Although the requirements for getting a concealed-carry permit may be onerous to some (21 years+, no felonies, no history of mental illness, attendance of weapons class, fee, etc.), they are so related to the maintenance of liberty in a civil society that would would survive all but the strictest of scrutiny tests. There is a clear relation between gun safety and gun rights.
Yet while requiring gun owners to take gun-safety classes may make sense, it makes less sense for them to teach academic courses. In fact, it makes exactly zero sense – there is no nexus (clear or otherwise) between one’s doctoral-level comprehension of the late Byzantine military, or any academic subject, that makes one . In fact, it goes beyond that – not only would one require a doctorate, but they would also have to be employed at an instructor at a university.
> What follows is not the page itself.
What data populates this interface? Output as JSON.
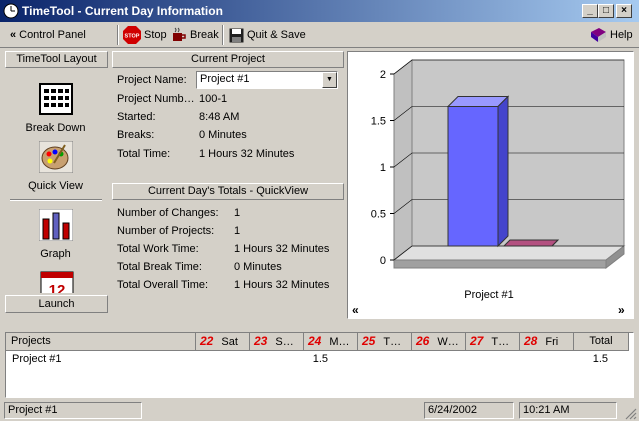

Thus, neither President Shelton nor Meredith Hay would not be allowed to carry concealed arms. (And just like that, the Transformation got a whole lot more interesting.)
In an odd way, the professariat at the UA would become a de facto police division of their own, in the sense that their employment status grants them exclusive civil liberties on campus.
Meanwhile, the arguments against allowing students to carry – they aren’t “fully developed,” aren’t “really mature” – are almost indistinguishable from old-fashioned phrenology. Although one might argue that one is not really an adult until the age of 21 (although, again, current CCW provisions prevent anyone under the age of 21 from obtaining a permit), this argument is curiously lacking around UAVotes season. It also ignores the fact that not all students are between the typical ages of 18-22; and in casting such a broad net, students who are much older get caught. It’s patently offensive – and probably unconstitutional – to say that they are somehow “less developed” than their instructors.
Supporting this as a “decent middle ground,” as the National Review did, is akin to supporting civil liberties for whites, with the assurance that these rights will be afforded to other races by the time of the Fourteenth Amendment. It’s not wrong to support such exclusive rights, but neither is it something to describe as “good” or even “decent.”
– All things considered, the forum could’ve been much, much worse. The rhetoric wasn’t particularly exceptional, but neither did it ever devolve to name calling or exceptional strawmanning. Democracy is truly the ugly stepchild of political order, but at least she gives us something to pass the time with.
– VIDEO?!?! Oh my goodness, there’s video:
Goofy image courtesy of johnglenntaylor.blogspot.com.